Problem - Having located "Decode this image", write out its line and the remaining lines of the material exactly, the last one included, but not the pictures.

(Given data Opens)

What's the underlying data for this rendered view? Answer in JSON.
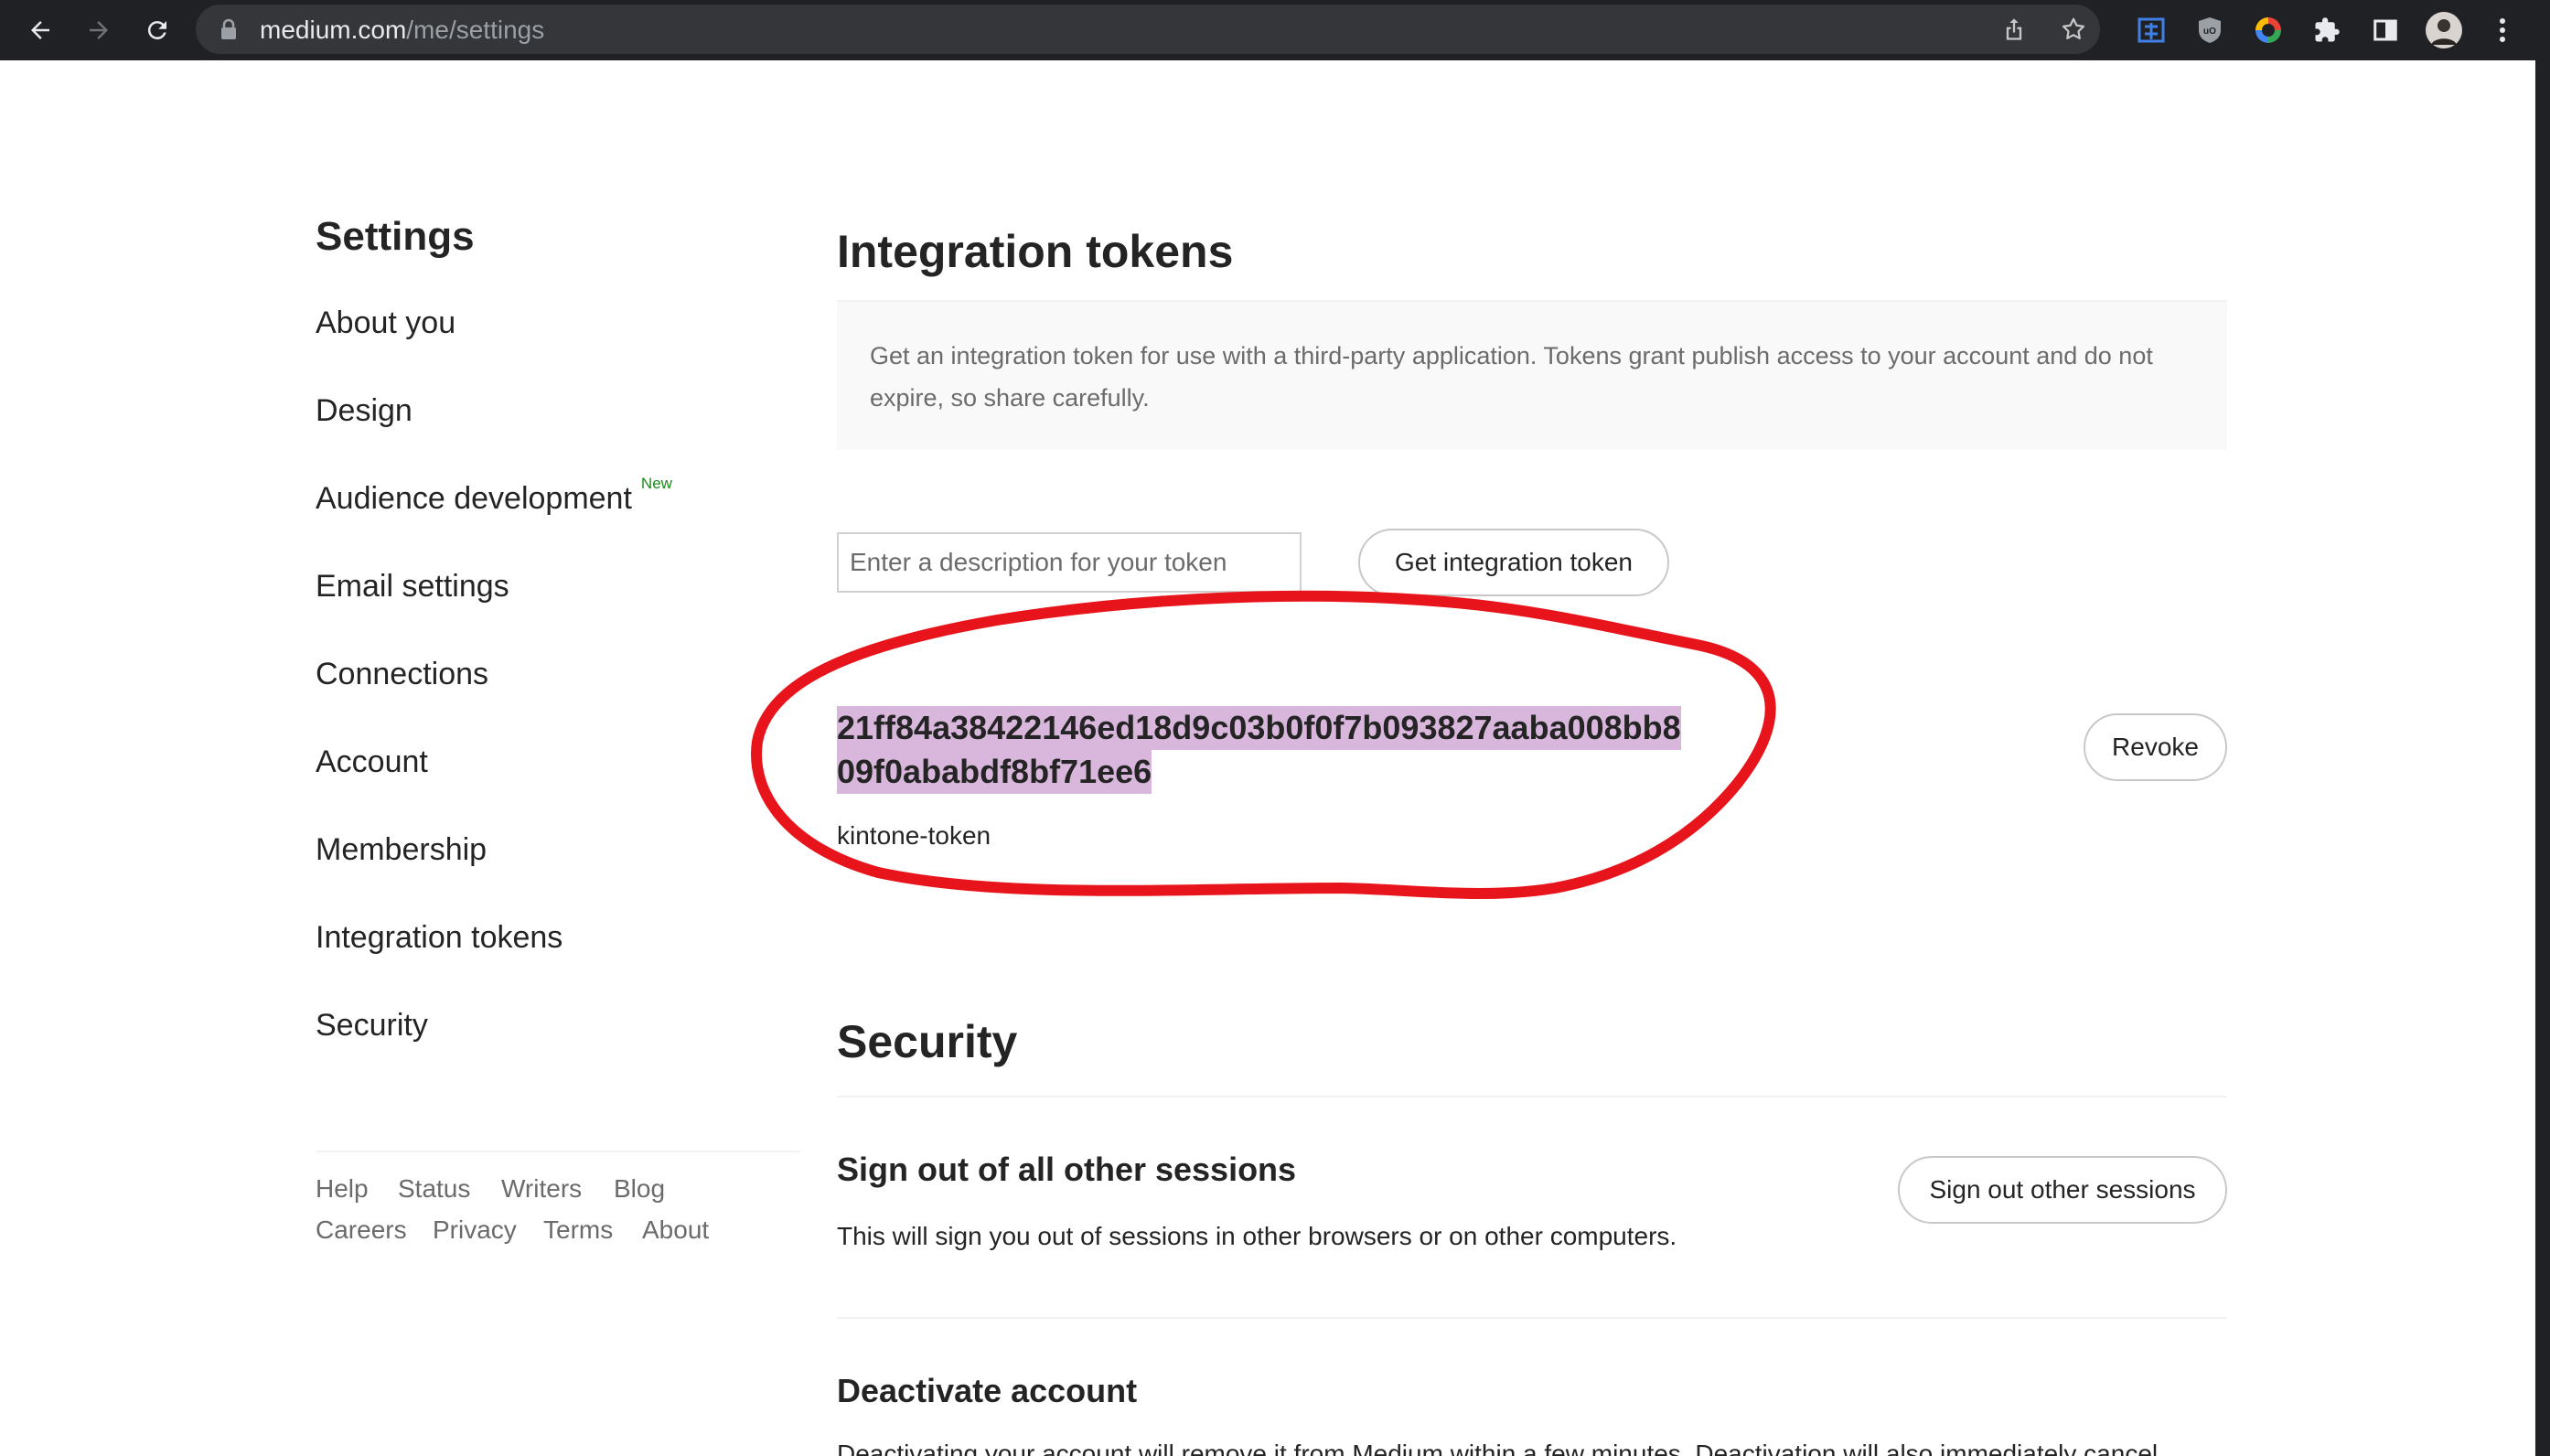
{
  "browser": {
    "url_host": "medium.com",
    "url_path": "/me/settings"
  },
  "sidebar": {
    "title": "Settings",
    "items": [
      {
        "label": "About you"
      },
      {
        "label": "Design"
      },
      {
        "label": "Audience development",
        "badge": "New"
      },
      {
        "label": "Email settings"
      },
      {
        "label": "Connections"
      },
      {
        "label": "Account"
      },
      {
        "label": "Membership"
      },
      {
        "label": "Integration tokens"
      },
      {
        "label": "Security"
      }
    ],
    "footer_links": [
      "Help",
      "Status",
      "Writers",
      "Blog",
      "Careers",
      "Privacy",
      "Terms",
      "About"
    ]
  },
  "integration": {
    "title": "Integration tokens",
    "description": "Get an integration token for use with a third-party application. Tokens grant publish access to your account and do not expire, so share carefully.",
    "input_placeholder": "Enter a description for your token",
    "get_button": "Get integration token",
    "token_line1": "21ff84a38422146ed18d9c03b0f0f7b093827aaba008bb8",
    "token_line2": "09f0ababdf8bf71ee6",
    "token_name": "kintone-token",
    "revoke_button": "Revoke"
  },
  "security": {
    "title": "Security",
    "signout_title": "Sign out of all other sessions",
    "signout_desc": "This will sign you out of sessions in other browsers or on other computers.",
    "signout_button": "Sign out other sessions",
    "deactivate_title": "Deactivate account",
    "deactivate_desc": "Deactivating your account will remove it from Medium within a few minutes. Deactivation will also immediately cancel"
  },
  "colors": {
    "annotation_red": "#e8141b",
    "highlight": "#d9b6dc",
    "new_badge": "#1a8917"
  }
}
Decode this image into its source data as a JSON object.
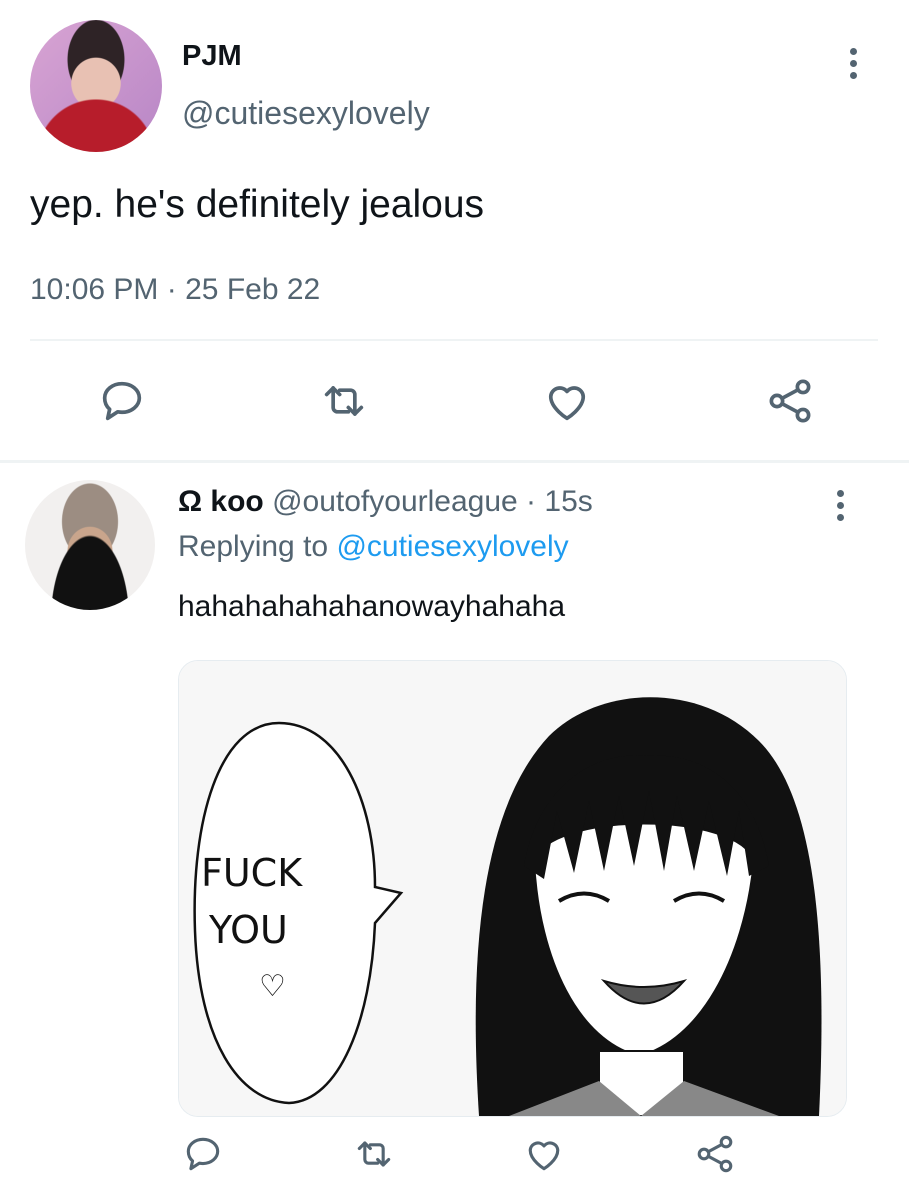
{
  "tweet": {
    "author_name": "PJM",
    "author_handle": "@cutiesexylovely",
    "text": "yep. he's definitely jealous",
    "time": "10:06 PM",
    "separator": "·",
    "date": "25 Feb 22",
    "actions": [
      "reply-icon",
      "retweet-icon",
      "like-icon",
      "share-icon"
    ]
  },
  "reply": {
    "author_name": "Ω koo",
    "author_handle": "@outofyourleague",
    "separator": "·",
    "time_ago": "15s",
    "replying_label": "Replying to",
    "replying_handle": "@cutiesexylovely",
    "text": "hahahahahahanowayhahaha",
    "media": {
      "speech_line1": "FUCK",
      "speech_line2": "YOU",
      "heart": "♡"
    },
    "actions": [
      "reply-icon",
      "retweet-icon",
      "like-icon",
      "share-icon"
    ]
  },
  "colors": {
    "text": "#0f1419",
    "muted": "#536471",
    "link": "#1d9bf0",
    "divider": "#eff3f4"
  }
}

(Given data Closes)

Exercise answer -
Decode this image into its source data as a JSON object.
{
  "tweet": {
    "author_name": "PJM",
    "author_handle": "@cutiesexylovely",
    "text": "yep. he's definitely jealous",
    "time": "10:06 PM",
    "separator": "·",
    "date": "25 Feb 22",
    "actions": [
      "reply-icon",
      "retweet-icon",
      "like-icon",
      "share-icon"
    ]
  },
  "reply": {
    "author_name": "Ω koo",
    "author_handle": "@outofyourleague",
    "separator": "·",
    "time_ago": "15s",
    "replying_label": "Replying to",
    "replying_handle": "@cutiesexylovely",
    "text": "hahahahahahanowayhahaha",
    "media": {
      "speech_line1": "FUCK",
      "speech_line2": "YOU",
      "heart": "♡"
    },
    "actions": [
      "reply-icon",
      "retweet-icon",
      "like-icon",
      "share-icon"
    ]
  },
  "colors": {
    "text": "#0f1419",
    "muted": "#536471",
    "link": "#1d9bf0",
    "divider": "#eff3f4"
  }
}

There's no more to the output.